A blown head gasket is a common problem on vehicles. It occurs when the seal between the engine block and head (the part of the engine that contains the valves) fails. This allows hot gases and oil to leak into the engine, causing it to overheat.
Some symptoms of a blown head gasket may include a loss of power and poor fuel economy. If you’re experiencing any of these issues, it may be time to have your head gasket replaced.
7 Signs of Blown Head Gasket
If you are seeing any of the following signs, it is important to have your car inspected and repaired as soon as possible:
white smoke coming from the tailpipe, bubbling in the radiator and coolant reservoir, coolant loss with no leaks, a milky white coloration in the oil, engine overheat. Here we are gonna explain them.
1. White Smoke Coming from the Tailpipe
If you notice white smoke coming from your car’s exhaust, it could be a sign of a blown head gasket. This issue is commonly caused by antifreeze leaking past the gasket and into the cylinders. The steam created during combustion will mix with the antifreeze and create clouds of white smoke.
If you notice an oil leak coming from one of your car’s cylinders, this could be the cause of the white smoke. To fix this problem, you’ll need to allow combustion pressure into the cooling system.
A blown head gasket can be a sign of a more serious issue, such as a broken radiator.
Checking the dipstick is essential to determining the cause of the blown head gasket.
If the radiator hose is suddenly blown off, it could be the cause of the white smoke. Taking the car in for service is the best course of action in this situation.
2. Bubbling in The Radiator and Coolant Reservoir

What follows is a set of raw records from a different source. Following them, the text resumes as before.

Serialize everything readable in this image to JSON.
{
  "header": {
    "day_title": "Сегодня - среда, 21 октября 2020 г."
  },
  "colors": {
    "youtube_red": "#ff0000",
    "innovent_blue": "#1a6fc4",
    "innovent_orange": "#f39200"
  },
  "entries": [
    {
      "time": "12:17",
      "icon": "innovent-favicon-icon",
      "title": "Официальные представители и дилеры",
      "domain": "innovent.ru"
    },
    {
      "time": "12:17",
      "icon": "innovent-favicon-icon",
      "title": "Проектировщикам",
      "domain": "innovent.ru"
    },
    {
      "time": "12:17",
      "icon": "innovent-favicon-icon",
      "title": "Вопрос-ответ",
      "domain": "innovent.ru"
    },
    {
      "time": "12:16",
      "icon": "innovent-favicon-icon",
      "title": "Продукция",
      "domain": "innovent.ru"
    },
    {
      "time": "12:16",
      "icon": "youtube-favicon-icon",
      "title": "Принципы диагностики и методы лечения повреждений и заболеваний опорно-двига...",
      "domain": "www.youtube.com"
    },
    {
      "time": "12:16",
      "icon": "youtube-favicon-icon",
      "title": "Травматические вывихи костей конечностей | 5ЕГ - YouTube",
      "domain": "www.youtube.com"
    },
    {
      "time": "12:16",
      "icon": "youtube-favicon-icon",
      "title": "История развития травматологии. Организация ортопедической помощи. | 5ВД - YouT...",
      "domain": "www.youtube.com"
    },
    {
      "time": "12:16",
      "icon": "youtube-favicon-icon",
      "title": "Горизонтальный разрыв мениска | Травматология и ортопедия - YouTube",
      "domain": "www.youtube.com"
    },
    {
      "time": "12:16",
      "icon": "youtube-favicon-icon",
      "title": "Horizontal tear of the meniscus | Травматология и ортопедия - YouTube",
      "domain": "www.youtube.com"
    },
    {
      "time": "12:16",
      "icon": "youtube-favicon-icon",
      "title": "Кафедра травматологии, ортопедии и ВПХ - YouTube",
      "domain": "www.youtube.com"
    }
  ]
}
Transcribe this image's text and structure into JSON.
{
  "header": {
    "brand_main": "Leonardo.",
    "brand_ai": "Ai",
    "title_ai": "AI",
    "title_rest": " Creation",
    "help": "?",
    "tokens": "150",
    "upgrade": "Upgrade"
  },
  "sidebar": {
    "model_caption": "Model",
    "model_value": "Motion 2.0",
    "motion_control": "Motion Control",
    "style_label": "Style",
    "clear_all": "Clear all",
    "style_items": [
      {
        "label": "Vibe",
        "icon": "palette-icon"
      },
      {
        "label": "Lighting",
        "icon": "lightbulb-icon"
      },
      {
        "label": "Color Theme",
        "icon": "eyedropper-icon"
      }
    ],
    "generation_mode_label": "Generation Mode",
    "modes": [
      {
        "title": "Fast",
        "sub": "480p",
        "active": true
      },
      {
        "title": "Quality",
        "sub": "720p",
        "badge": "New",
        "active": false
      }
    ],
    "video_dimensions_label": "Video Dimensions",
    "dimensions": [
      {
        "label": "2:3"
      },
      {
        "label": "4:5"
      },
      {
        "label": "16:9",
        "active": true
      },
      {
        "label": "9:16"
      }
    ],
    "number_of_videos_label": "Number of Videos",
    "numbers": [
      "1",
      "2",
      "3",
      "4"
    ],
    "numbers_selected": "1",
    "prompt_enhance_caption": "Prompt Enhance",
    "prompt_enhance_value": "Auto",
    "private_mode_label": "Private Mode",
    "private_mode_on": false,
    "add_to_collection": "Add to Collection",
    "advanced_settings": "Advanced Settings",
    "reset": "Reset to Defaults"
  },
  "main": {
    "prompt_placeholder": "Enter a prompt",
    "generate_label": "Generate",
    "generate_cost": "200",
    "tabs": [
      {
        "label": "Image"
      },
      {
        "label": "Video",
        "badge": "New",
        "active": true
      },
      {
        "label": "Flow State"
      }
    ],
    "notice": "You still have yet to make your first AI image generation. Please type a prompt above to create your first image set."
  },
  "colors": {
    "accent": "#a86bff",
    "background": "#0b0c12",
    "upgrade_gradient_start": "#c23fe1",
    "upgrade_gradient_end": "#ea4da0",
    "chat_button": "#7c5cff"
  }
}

If you notice bubbling or a decrease in coolant levels in your radiator, it’s a sign of a blown head gasket. This can lead to overheating and even a breakdown in the engine.
When a head gasket blows, the air compressed by the cylinders can have too much force and enter the cooling system. This leads to bubbling in the reservior and an antifreeze leak that can cause the engine to overheat.
3. Milky white Coloration in the Oil
If you notice a milky white coloration in your oil, this is a sign of a blown head gasket.
Look for milky white coloration in the oil. The oil filler cap or the dipstick should be filled with milky sludge. Head gasket failure is the clearest sign of this issue.
4. Engine Overheating
Engine overheating is a clear sign that your head gasket may have blown. Once your engine overheats, it will cause the parts to swell. This will lead to the head gasket leaking, and eventually the engine will fail.
Keep an eye on your engine temperature and keep an inventory of all the parts that have swollen in case of a head gasket leak.
5. Idle Rough
If your car idles rough or has a problem starting, it is likely that your head gasket has blown. If your car has been sitting for an extended period of time, the head gasket will most likely have blown.
A blown head gasket can cause your car to idle rough and have a difficult time starting.
If you have a head gasket that has blown, your car may run poorly and have a lot of issues. If you are experiencing any of the above signs, it is important to take your car to a mechanic as soon as possible.
6. Oil Contamination
If you see milky sludge on the underside of the oil filler cap or the dipstick, this means oil contamination. This is a sign that the engine has been contaminated with antifreeze, and will need to be replaced.
If the engine has been contaminated with antifreeze, it will produce a milky sludge on the oil filler cap and dipstick. If you see this sign, it is important to take action and have the engine replaced.
Always be cautious when working with engine oil, and make sure to keep it clean to avoid oil contamination.
7. External Leaks
Look for external leaks, which is a sign of a blown gasket. If you see coolant or oil seeping out of the engine, it’s time to replace the gasket. If the gasket is blown, it will most likely cause a coolant or oil leak.
External leaks are the least cause of blown gasket but its serious too.
Some Other Thoughts
What does a car sound like with a blown head gasket?
When your car has a blown head gasket, you may hear an exhaust leak sound. The noise is usually loud and will vary depending on the make and model of your car.
When a head gasket blows, the compressed air and fuel can escape, leading to a reduction in engine power. The sound of a blown head gasket can be similar to that of an exhaust leak. The compression of the cylinder can cause a rough running engine.
How common is a blown head gasket?
Head gaskets blowing can be a common problem for older cars, and if not fixed, can lead to engine failure. If you have an old car, it is important to check your head gasket every mile.
Head gaskets typically last a lifetime, but if it fails prematurely it can cause a lot of problems. If you are experiencing any engine problems, it is important to get it fixed as soon as possible. Typically head gaskets last 200000 miles.
If you’re experiencing a lot of engine noise and your car seems to be losing power, then it may be time to have the head gasket replaced. A blown head gasket can result in major engine damage, so if you notice any of the following signs, it’s important to get your car checked out:
-Noise coming from under the hood
-Loss of power when driving